15. The next legal contention of Shri Siwani that Shri Harshe was an accomplice and the evidence of an accomplice is of a very weak nature and it requires material corroborations before it could be made use of against another accused. It is rather difficult to accept the contention of Shri Siwani that Shri Harshe was an accomplice. No show cause notice had been issued to Shri Harshe. No penalty also had been imposed on Shri Harshe. There was no allegation that Shri Harshe was in any way concerned in the attempted export of the film 'Paapi'.
Therefore, Shri Siwani was not correct in contending that Shri Harshe was an accomplice.
16. As a matter of fact, it will not be illegal to act upon the uncorroborated evidence of an accomplice but the rule of prudence dictates that it is unsafe to act on the evidence of an accomplice unless it is corroborated in material particulars. Even if I have to accept Shri Siwani's contention that Shri Harshe was an accomplice, the findings of the Additional Collector was not solely based on the statement of Shri Hershe but he has taken into consideration the various circumstantial evidences established against the appellant. I am unable to find any infirmity in the order excepting the one viz.

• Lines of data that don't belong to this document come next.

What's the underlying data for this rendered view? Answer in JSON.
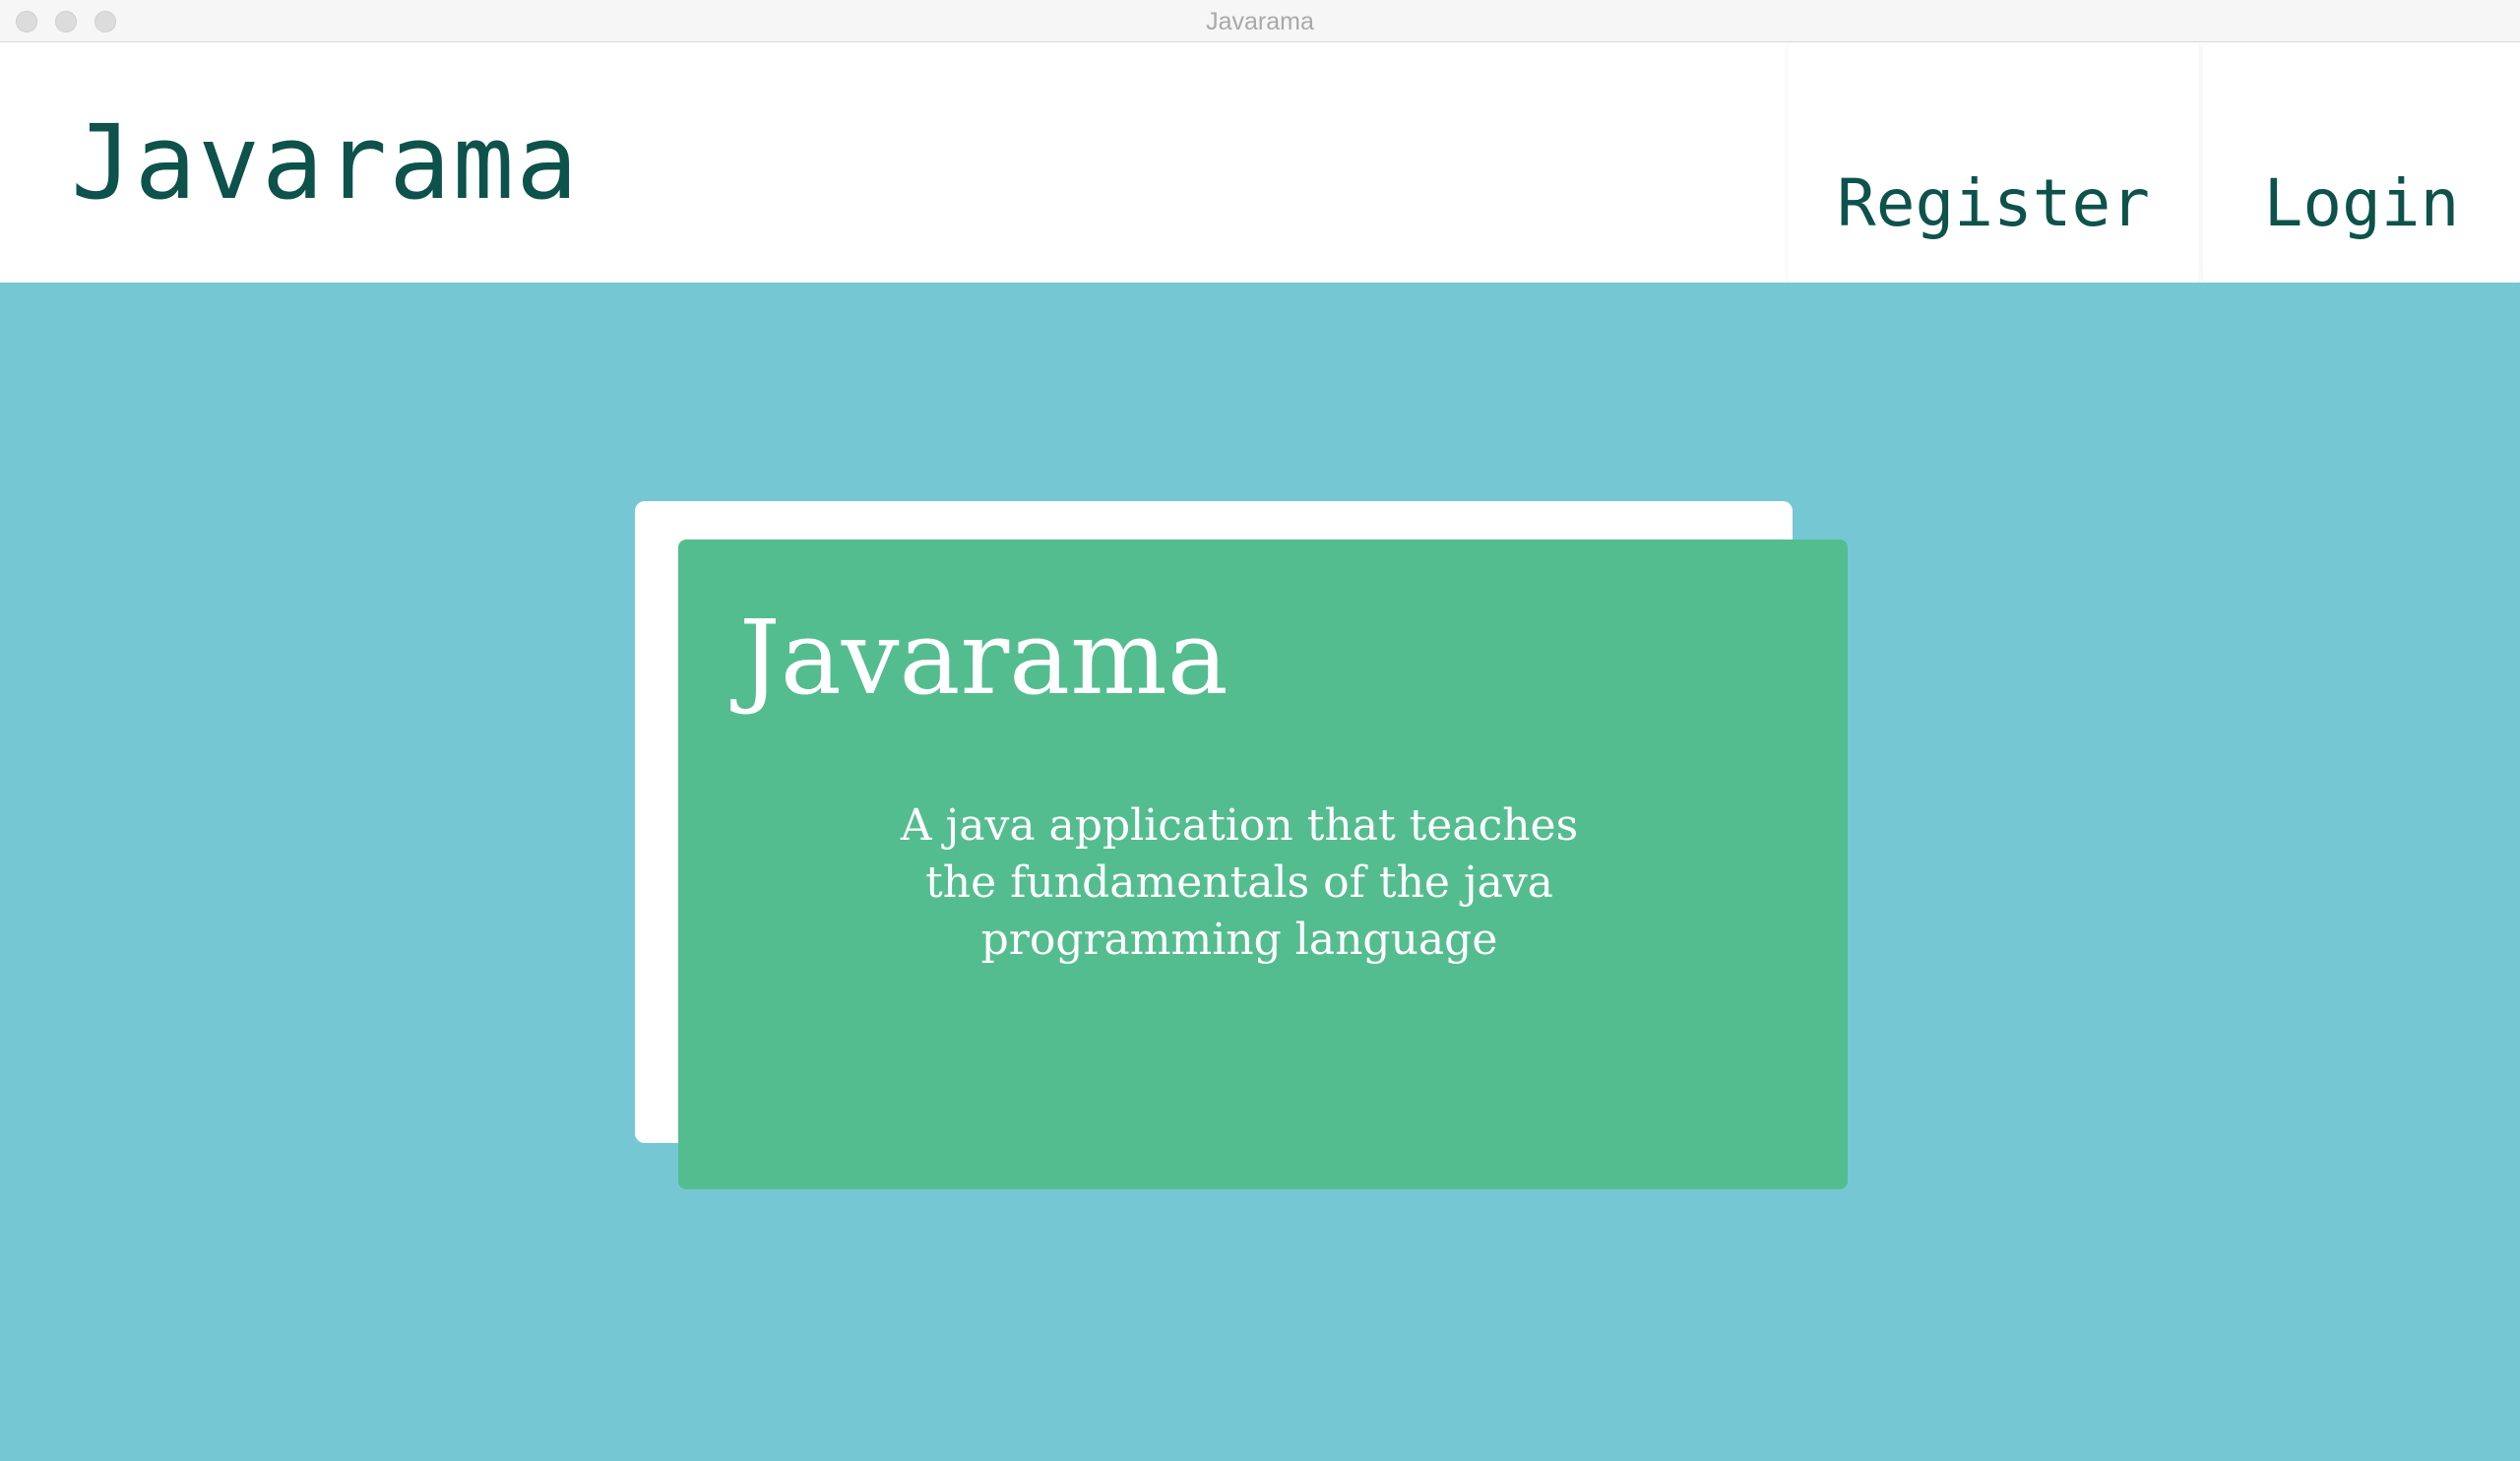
{
  "window": {
    "title": "Javarama"
  },
  "header": {
    "brand": "Javarama",
    "nav": {
      "register_label": "Register",
      "login_label": "Login"
    }
  },
  "hero": {
    "title": "Javarama",
    "description": "A java application that teaches the fundamentals of the java programming language"
  },
  "colors": {
    "brand_text": "#0d524b",
    "main_background": "#75c8d3",
    "card_green": "#54bd8f",
    "card_back": "#ffffff"
  }
}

non-consideration of the cross-examination portion in the order passed by the Additional Collector. But as stated earlier non-consideration of the cross-examination had not seriously affected the findings of the Additional Collector.
17. On consideration 6f all the aspects, I see no merit in this appeal and accordingly I reject the same.